=== What the exercise asks ===
Copy each line of the following material exactly.

═════ Data for review ═════

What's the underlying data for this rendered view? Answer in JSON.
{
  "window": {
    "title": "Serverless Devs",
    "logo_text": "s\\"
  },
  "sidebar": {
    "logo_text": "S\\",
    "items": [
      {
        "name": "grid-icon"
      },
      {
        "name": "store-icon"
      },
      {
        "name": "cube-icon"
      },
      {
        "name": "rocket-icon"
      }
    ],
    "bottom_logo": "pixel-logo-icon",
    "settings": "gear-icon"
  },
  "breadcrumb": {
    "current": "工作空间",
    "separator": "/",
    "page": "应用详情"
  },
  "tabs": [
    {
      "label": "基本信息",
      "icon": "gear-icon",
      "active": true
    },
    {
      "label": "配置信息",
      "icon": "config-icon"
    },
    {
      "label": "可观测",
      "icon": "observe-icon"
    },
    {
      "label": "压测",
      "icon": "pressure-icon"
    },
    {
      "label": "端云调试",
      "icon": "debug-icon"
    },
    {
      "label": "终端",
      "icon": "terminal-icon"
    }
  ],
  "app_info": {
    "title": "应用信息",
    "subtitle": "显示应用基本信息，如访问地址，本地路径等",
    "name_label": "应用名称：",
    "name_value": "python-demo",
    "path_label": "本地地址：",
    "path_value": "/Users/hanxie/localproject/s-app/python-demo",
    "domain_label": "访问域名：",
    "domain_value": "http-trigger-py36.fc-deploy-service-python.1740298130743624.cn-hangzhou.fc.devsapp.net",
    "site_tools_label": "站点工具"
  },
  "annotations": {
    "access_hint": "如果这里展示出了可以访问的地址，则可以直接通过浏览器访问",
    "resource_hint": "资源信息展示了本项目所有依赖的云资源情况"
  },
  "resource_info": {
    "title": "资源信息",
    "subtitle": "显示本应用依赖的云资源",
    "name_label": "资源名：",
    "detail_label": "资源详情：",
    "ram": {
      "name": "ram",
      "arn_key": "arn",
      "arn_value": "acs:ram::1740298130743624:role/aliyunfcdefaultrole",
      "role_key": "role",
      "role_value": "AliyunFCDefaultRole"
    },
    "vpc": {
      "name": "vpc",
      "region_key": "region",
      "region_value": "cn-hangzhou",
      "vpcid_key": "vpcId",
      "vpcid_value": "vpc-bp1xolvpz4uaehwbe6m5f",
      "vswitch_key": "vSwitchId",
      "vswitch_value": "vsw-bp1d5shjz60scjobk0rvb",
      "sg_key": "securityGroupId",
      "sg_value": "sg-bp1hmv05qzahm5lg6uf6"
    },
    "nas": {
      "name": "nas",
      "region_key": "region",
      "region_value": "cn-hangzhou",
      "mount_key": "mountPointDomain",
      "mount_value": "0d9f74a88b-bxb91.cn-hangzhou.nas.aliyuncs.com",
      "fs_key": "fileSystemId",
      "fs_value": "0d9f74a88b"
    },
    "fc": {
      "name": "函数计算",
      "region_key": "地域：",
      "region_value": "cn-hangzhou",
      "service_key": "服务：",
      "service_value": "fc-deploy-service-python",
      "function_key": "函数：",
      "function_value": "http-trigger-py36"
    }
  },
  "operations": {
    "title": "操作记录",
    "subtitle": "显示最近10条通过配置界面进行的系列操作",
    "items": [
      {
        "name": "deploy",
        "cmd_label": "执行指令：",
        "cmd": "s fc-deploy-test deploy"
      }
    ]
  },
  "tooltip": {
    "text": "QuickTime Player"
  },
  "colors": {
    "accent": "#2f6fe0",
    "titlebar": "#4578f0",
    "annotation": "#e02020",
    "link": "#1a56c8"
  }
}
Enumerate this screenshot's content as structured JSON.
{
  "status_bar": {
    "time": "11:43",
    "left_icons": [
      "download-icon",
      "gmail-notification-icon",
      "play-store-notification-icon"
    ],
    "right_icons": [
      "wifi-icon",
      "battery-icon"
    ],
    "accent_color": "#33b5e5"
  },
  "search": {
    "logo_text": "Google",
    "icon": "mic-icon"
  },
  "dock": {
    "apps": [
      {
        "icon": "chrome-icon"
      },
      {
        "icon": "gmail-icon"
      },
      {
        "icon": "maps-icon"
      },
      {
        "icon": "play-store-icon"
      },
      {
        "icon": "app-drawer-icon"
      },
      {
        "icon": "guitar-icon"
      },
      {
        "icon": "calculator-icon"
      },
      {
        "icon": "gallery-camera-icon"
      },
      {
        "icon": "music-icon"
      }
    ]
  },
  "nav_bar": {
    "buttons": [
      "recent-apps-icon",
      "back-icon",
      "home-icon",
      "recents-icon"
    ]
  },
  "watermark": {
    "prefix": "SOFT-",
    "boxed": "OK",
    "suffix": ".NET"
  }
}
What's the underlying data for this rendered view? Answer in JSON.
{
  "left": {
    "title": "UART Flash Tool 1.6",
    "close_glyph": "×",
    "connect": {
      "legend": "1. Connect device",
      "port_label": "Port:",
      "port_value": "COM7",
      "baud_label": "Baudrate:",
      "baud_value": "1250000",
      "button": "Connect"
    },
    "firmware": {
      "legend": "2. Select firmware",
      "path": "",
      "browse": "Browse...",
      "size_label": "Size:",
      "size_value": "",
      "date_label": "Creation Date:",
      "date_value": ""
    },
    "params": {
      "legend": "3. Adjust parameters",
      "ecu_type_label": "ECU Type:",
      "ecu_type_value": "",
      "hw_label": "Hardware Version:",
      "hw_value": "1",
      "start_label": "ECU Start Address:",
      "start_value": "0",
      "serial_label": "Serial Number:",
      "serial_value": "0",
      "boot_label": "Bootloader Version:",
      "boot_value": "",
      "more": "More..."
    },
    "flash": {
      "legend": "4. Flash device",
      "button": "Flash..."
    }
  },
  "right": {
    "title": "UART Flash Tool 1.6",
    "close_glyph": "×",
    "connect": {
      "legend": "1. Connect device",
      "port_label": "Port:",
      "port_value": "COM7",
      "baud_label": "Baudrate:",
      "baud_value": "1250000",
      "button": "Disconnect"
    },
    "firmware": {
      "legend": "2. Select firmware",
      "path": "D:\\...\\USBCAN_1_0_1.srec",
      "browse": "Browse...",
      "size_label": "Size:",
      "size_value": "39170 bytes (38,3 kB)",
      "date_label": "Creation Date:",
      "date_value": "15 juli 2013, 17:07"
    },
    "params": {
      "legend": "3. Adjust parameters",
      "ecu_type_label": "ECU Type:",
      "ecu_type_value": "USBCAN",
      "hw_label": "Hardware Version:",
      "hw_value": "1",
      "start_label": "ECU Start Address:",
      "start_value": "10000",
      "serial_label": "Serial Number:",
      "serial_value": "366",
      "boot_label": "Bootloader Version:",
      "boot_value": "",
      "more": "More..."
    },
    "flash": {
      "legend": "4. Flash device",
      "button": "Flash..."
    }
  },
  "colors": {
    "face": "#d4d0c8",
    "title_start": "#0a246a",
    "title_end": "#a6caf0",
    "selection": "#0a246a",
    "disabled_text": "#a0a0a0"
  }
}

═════

=== Response for this exercise ===
What's the underlying data for this rendered view? Answer in JSON.
{
  "window": {
    "title": "Serverless Devs",
    "logo_text": "s\\"
  },
  "sidebar": {
    "logo_text": "S\\",
    "items": [
      {
        "name": "grid-icon"
      },
      {
        "name": "store-icon"
      },
      {
        "name": "cube-icon"
      },
      {
        "name": "rocket-icon"
      }
    ],
    "bottom_logo": "pixel-logo-icon",
    "settings": "gear-icon"
  },
  "breadcrumb": {
    "current": "工作空间",
    "separator": "/",
    "page": "应用详情"
  },
  "tabs": [
    {
      "label": "基本信息",
      "icon": "gear-icon",
      "active": true
    },
    {
      "label": "配置信息",
      "icon": "config-icon"
    },
    {
      "label": "可观测",
      "icon": "observe-icon"
    },
    {
      "label": "压测",
      "icon": "pressure-icon"
    },
    {
      "label": "端云调试",
      "icon": "debug-icon"
    },
    {
      "label": "终端",
      "icon": "terminal-icon"
    }
  ],
  "app_info": {
    "title": "应用信息",
    "subtitle": "显示应用基本信息，如访问地址，本地路径等",
    "name_label": "应用名称：",
    "name_value": "python-demo",
    "path_label": "本地地址：",
    "path_value": "/Users/hanxie/localproject/s-app/python-demo",
    "domain_label": "访问域名：",
    "domain_value": "http-trigger-py36.fc-deploy-service-python.1740298130743624.cn-hangzhou.fc.devsapp.net",
    "site_tools_label": "站点工具"
  },
  "annotations": {
    "access_hint": "如果这里展示出了可以访问的地址，则可以直接通过浏览器访问",
    "resource_hint": "资源信息展示了本项目所有依赖的云资源情况"
  },
  "resource_info": {
    "title": "资源信息",
    "subtitle": "显示本应用依赖的云资源",
    "name_label": "资源名：",
    "detail_label": "资源详情：",
    "ram": {
      "name": "ram",
      "arn_key": "arn",
      "arn_value": "acs:ram::1740298130743624:role/aliyunfcdefaultrole",
      "role_key": "role",
      "role_value": "AliyunFCDefaultRole"
    },
    "vpc": {
      "name": "vpc",
      "region_key": "region",
      "region_value": "cn-hangzhou",
      "vpcid_key": "vpcId",
      "vpcid_value": "vpc-bp1xolvpz4uaehwbe6m5f",
      "vswitch_key": "vSwitchId",
      "vswitch_value": "vsw-bp1d5shjz60scjobk0rvb",
      "sg_key": "securityGroupId",
      "sg_value": "sg-bp1hmv05qzahm5lg6uf6"
    },
    "nas": {
      "name": "nas",
      "region_key": "region",
      "region_value": "cn-hangzhou",
      "mount_key": "mountPointDomain",
      "mount_value": "0d9f74a88b-bxb91.cn-hangzhou.nas.aliyuncs.com",
      "fs_key": "fileSystemId",
      "fs_value": "0d9f74a88b"
    },
    "fc": {
      "name": "函数计算",
      "region_key": "地域：",
      "region_value": "cn-hangzhou",
      "service_key": "服务：",
      "service_value": "fc-deploy-service-python",
      "function_key": "函数：",
      "function_value": "http-trigger-py36"
    }
  },
  "operations": {
    "title": "操作记录",
    "subtitle": "显示最近10条通过配置界面进行的系列操作",
    "items": [
      {
        "name": "deploy",
        "cmd_label": "执行指令：",
        "cmd": "s fc-deploy-test deploy"
      }
    ]
  },
  "tooltip": {
    "text": "QuickTime Player"
  },
  "colors": {
    "accent": "#2f6fe0",
    "titlebar": "#4578f0",
    "annotation": "#e02020",
    "link": "#1a56c8"
  }
}
Enumerate this screenshot's content as structured JSON.
{
  "status_bar": {
    "time": "11:43",
    "left_icons": [
      "download-icon",
      "gmail-notification-icon",
      "play-store-notification-icon"
    ],
    "right_icons": [
      "wifi-icon",
      "battery-icon"
    ],
    "accent_color": "#33b5e5"
  },
  "search": {
    "logo_text": "Google",
    "icon": "mic-icon"
  },
  "dock": {
    "apps": [
      {
        "icon": "chrome-icon"
      },
      {
        "icon": "gmail-icon"
      },
      {
        "icon": "maps-icon"
      },
      {
        "icon": "play-store-icon"
      },
      {
        "icon": "app-drawer-icon"
      },
      {
        "icon": "guitar-icon"
      },
      {
        "icon": "calculator-icon"
      },
      {
        "icon": "gallery-camera-icon"
      },
      {
        "icon": "music-icon"
      }
    ]
  },
  "nav_bar": {
    "buttons": [
      "recent-apps-icon",
      "back-icon",
      "home-icon",
      "recents-icon"
    ]
  },
  "watermark": {
    "prefix": "SOFT-",
    "boxed": "OK",
    "suffix": ".NET"
  }
}
What's the underlying data for this rendered view? Answer in JSON.
{
  "left": {
    "title": "UART Flash Tool 1.6",
    "close_glyph": "×",
    "connect": {
      "legend": "1. Connect device",
      "port_label": "Port:",
      "port_value": "COM7",
      "baud_label": "Baudrate:",
      "baud_value": "1250000",
      "button": "Connect"
    },
    "firmware": {
      "legend": "2. Select firmware",
      "path": "",
      "browse": "Browse...",
      "size_label": "Size:",
      "size_value": "",
      "date_label": "Creation Date:",
      "date_value": ""
    },
    "params": {
      "legend": "3. Adjust parameters",
      "ecu_type_label": "ECU Type:",
      "ecu_type_value": "",
      "hw_label": "Hardware Version:",
      "hw_value": "1",
      "start_label": "ECU Start Address:",
      "start_value": "0",
      "serial_label": "Serial Number:",
      "serial_value": "0",
      "boot_label": "Bootloader Version:",
      "boot_value": "",
      "more": "More..."
    },
    "flash": {
      "legend": "4. Flash device",
      "button": "Flash..."
    }
  },
  "right": {
    "title": "UART Flash Tool 1.6",
    "close_glyph": "×",
    "connect": {
      "legend": "1. Connect device",
      "port_label": "Port:",
      "port_value": "COM7",
      "baud_label": "Baudrate:",
      "baud_value": "1250000",
      "button": "Disconnect"
    },
    "firmware": {
      "legend": "2. Select firmware",
      "path": "D:\\...\\USBCAN_1_0_1.srec",
      "browse": "Browse...",
      "size_label": "Size:",
      "size_value": "39170 bytes (38,3 kB)",
      "date_label": "Creation Date:",
      "date_value": "15 juli 2013, 17:07"
    },
    "params": {
      "legend": "3. Adjust parameters",
      "ecu_type_label": "ECU Type:",
      "ecu_type_value": "USBCAN",
      "hw_label": "Hardware Version:",
      "hw_value": "1",
      "start_label": "ECU Start Address:",
      "start_value": "10000",
      "serial_label": "Serial Number:",
      "serial_value": "366",
      "boot_label": "Bootloader Version:",
      "boot_value": "",
      "more": "More..."
    },
    "flash": {
      "legend": "4. Flash device",
      "button": "Flash..."
    }
  },
  "colors": {
    "face": "#d4d0c8",
    "title_start": "#0a246a",
    "title_end": "#a6caf0",
    "selection": "#0a246a",
    "disabled_text": "#a0a0a0"
  }
}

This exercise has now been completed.